Dataset rows for apps and sites
*****
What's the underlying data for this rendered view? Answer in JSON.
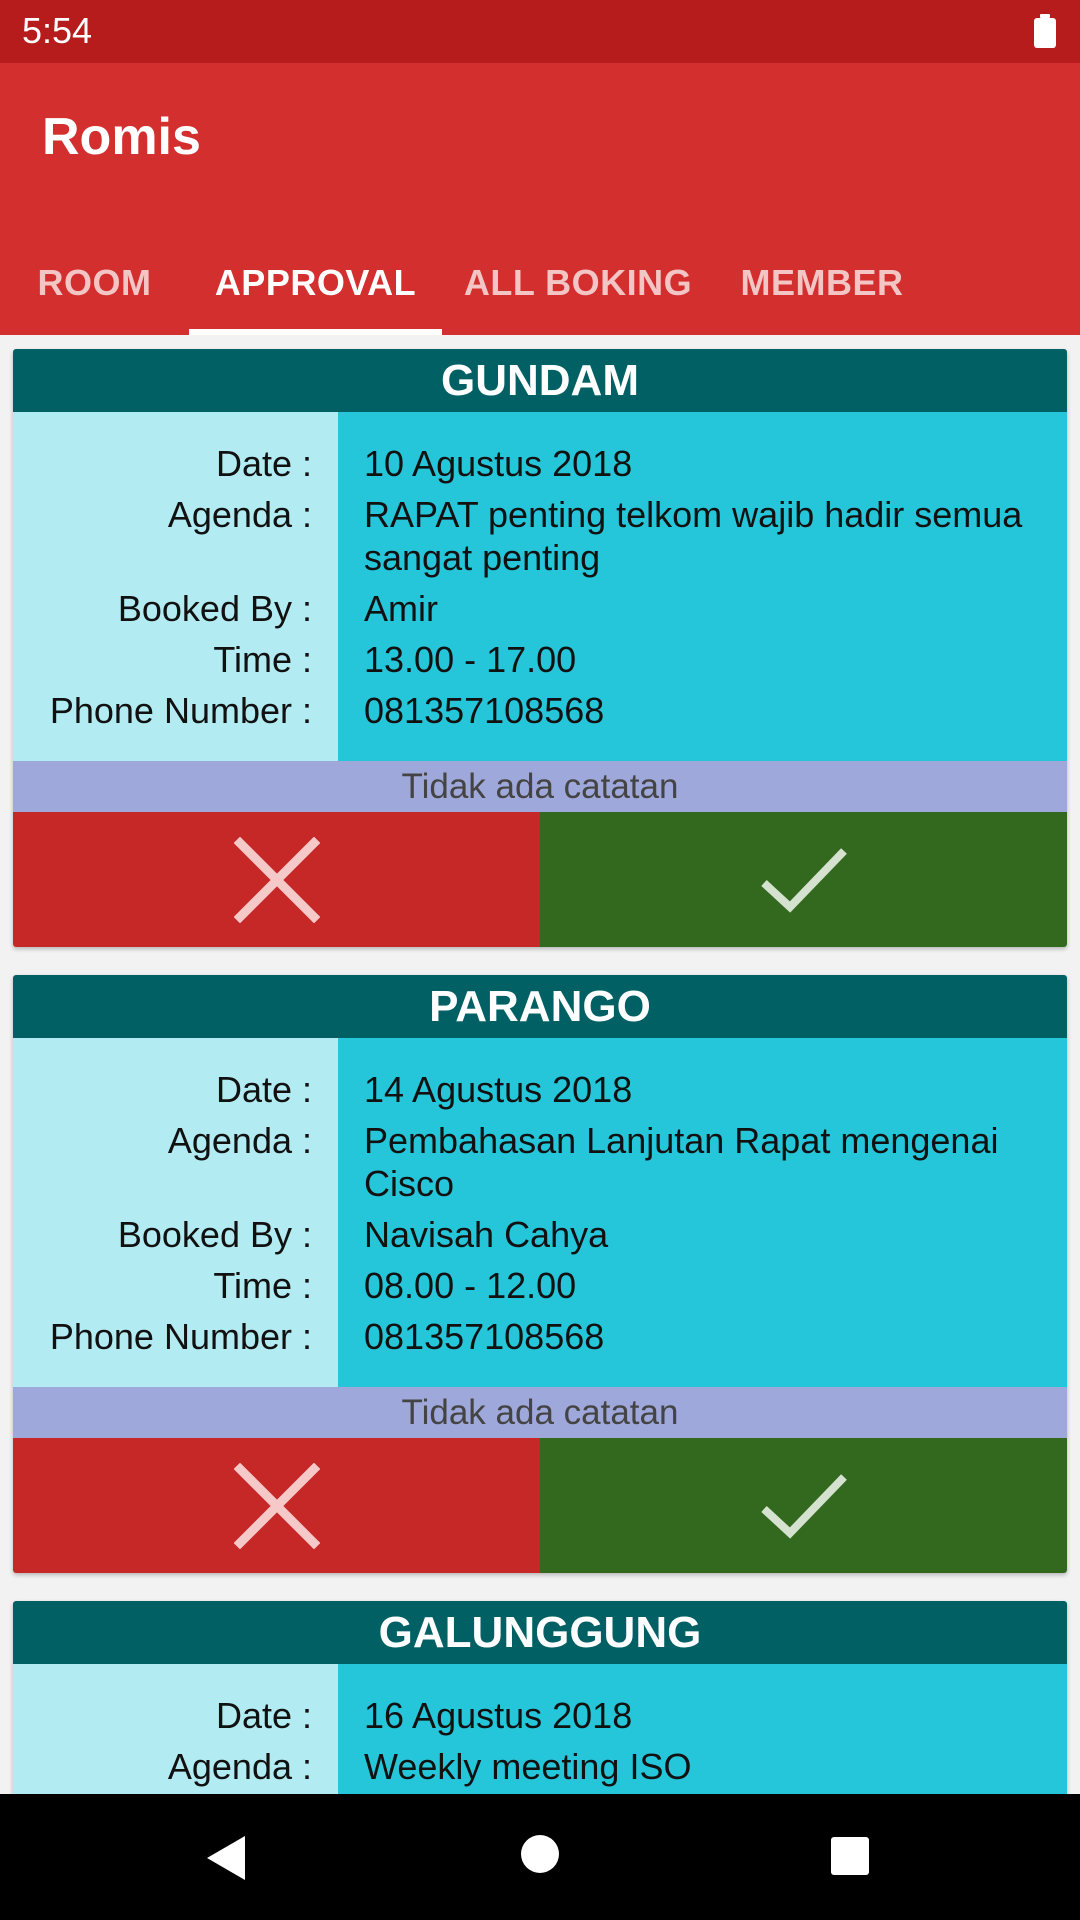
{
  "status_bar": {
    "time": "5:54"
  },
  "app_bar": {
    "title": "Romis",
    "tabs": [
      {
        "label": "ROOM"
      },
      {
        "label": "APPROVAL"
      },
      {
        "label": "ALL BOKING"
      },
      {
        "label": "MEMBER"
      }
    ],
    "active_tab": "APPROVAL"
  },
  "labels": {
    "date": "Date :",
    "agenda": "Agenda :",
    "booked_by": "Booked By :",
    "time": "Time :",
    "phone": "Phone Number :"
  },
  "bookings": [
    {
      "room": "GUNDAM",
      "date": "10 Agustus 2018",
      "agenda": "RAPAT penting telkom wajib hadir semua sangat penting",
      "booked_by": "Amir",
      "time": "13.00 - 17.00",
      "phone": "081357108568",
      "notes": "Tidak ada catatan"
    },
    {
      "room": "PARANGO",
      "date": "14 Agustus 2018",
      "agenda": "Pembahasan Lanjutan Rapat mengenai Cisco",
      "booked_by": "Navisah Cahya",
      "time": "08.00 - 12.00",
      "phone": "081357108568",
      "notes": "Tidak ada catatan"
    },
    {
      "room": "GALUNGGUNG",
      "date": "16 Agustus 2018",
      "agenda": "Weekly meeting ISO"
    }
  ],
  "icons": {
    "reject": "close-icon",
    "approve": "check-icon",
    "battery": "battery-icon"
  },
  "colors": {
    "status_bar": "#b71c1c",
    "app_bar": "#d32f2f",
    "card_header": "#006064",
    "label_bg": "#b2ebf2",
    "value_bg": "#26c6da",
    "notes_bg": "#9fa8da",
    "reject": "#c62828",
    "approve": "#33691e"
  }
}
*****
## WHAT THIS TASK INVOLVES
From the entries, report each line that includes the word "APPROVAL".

## ANSWER SPACE
        "label": "APPROVAL"
    "active_tab": "APPROVAL"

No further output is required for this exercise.